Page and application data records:
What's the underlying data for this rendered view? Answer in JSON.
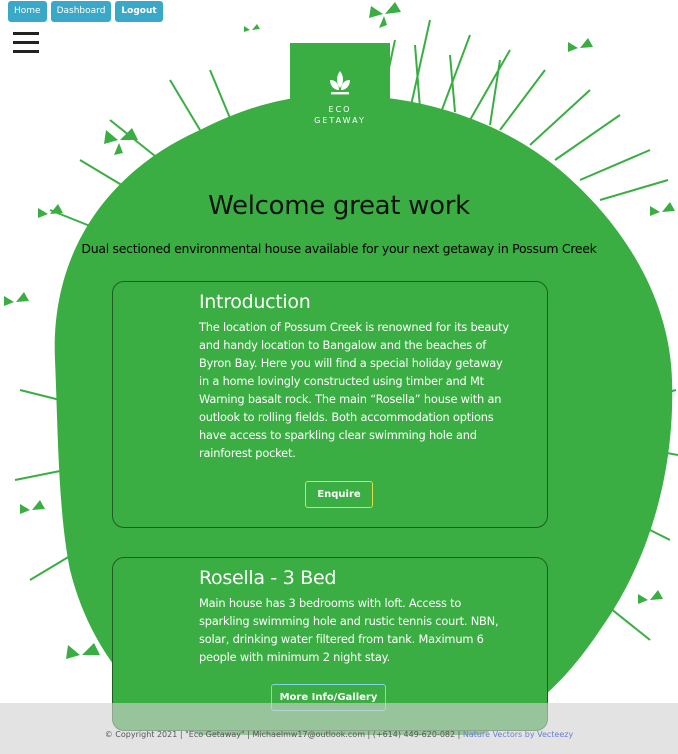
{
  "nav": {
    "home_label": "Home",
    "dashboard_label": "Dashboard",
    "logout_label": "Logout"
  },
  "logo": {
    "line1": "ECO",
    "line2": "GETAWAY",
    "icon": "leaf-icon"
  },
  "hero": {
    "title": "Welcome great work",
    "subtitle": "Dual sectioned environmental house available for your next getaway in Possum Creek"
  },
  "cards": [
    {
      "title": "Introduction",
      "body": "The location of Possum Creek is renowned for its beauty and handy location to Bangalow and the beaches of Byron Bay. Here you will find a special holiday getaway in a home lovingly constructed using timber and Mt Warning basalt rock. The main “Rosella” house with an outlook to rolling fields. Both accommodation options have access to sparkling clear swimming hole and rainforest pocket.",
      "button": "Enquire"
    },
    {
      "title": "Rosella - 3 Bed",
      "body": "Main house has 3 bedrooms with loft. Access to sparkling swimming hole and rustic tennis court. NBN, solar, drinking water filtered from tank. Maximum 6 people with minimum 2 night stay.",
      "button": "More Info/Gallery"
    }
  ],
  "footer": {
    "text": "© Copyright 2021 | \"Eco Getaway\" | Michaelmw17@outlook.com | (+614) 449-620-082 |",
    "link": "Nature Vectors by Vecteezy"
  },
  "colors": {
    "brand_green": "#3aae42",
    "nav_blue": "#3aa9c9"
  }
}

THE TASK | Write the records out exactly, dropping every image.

ANSWER SECTION |
What's the underlying data for this rendered view? Answer in JSON.
{
  "nav": {
    "home_label": "Home",
    "dashboard_label": "Dashboard",
    "logout_label": "Logout"
  },
  "logo": {
    "line1": "ECO",
    "line2": "GETAWAY",
    "icon": "leaf-icon"
  },
  "hero": {
    "title": "Welcome great work",
    "subtitle": "Dual sectioned environmental house available for your next getaway in Possum Creek"
  },
  "cards": [
    {
      "title": "Introduction",
      "body": "The location of Possum Creek is renowned for its beauty and handy location to Bangalow and the beaches of Byron Bay. Here you will find a special holiday getaway in a home lovingly constructed using timber and Mt Warning basalt rock. The main “Rosella” house with an outlook to rolling fields. Both accommodation options have access to sparkling clear swimming hole and rainforest pocket.",
      "button": "Enquire"
    },
    {
      "title": "Rosella - 3 Bed",
      "body": "Main house has 3 bedrooms with loft. Access to sparkling swimming hole and rustic tennis court. NBN, solar, drinking water filtered from tank. Maximum 6 people with minimum 2 night stay.",
      "button": "More Info/Gallery"
    }
  ],
  "footer": {
    "text": "© Copyright 2021 | \"Eco Getaway\" | Michaelmw17@outlook.com | (+614) 449-620-082 |",
    "link": "Nature Vectors by Vecteezy"
  },
  "colors": {
    "brand_green": "#3aae42",
    "nav_blue": "#3aa9c9"
  }
}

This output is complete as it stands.